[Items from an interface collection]
=== Section Start ===

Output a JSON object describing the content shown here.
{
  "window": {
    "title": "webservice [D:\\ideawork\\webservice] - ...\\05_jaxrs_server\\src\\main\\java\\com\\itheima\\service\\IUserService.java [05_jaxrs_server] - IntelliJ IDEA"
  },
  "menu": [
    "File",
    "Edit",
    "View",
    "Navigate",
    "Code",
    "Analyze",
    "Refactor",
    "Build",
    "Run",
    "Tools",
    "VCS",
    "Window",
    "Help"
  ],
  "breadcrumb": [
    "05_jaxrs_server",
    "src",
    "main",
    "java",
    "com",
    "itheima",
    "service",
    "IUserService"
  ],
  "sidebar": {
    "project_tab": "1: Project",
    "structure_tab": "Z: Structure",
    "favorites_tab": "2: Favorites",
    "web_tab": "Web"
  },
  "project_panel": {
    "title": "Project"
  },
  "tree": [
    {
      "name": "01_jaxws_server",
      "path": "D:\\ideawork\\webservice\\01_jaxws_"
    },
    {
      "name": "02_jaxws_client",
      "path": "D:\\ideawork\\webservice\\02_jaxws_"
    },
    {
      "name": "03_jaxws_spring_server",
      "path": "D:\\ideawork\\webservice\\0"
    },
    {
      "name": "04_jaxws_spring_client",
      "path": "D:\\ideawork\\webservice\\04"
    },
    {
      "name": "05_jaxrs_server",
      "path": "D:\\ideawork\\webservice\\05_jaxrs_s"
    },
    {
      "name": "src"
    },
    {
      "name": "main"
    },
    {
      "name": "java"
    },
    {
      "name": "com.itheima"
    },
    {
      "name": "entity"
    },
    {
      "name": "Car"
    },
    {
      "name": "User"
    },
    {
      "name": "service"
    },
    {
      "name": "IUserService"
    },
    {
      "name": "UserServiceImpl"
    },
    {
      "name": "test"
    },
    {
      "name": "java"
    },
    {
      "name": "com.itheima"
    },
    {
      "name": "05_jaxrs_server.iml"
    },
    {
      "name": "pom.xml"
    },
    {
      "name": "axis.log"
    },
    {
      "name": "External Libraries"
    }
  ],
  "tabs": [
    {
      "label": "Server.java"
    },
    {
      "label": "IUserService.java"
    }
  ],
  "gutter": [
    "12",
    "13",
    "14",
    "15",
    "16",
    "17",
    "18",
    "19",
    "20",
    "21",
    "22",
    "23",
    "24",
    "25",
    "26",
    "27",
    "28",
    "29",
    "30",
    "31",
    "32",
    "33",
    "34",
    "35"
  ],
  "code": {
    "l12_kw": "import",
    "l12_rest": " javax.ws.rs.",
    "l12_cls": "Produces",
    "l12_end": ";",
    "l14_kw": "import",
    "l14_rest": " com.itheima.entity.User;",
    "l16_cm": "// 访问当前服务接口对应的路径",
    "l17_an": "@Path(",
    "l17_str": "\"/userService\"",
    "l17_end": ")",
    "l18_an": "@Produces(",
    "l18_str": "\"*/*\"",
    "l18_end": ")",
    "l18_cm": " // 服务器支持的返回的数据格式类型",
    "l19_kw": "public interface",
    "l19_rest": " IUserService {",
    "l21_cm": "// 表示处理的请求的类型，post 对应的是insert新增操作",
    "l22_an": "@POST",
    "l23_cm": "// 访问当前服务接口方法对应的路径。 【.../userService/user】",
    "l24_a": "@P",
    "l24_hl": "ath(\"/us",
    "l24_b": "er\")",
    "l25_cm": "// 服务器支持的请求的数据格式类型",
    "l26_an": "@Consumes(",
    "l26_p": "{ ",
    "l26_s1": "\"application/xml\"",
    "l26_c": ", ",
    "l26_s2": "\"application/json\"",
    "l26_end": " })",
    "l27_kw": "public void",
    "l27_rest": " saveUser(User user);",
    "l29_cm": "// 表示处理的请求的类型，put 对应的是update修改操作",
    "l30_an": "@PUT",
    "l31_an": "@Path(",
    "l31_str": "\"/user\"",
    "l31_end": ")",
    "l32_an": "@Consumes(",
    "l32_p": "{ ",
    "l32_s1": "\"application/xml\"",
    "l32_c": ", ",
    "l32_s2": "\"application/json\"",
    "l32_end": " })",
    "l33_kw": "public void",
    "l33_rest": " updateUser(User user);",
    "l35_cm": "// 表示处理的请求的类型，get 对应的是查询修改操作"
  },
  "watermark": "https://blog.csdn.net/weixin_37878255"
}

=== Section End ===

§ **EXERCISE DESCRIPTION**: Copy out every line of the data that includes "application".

§ **SOLUTION FOR THIS PROBLEM**:
    "l26_s1": "\"application/xml\"",
    "l26_s2": "\"application/json\"",
    "l32_s1": "\"application/xml\"",
    "l32_s2": "\"application/json\"",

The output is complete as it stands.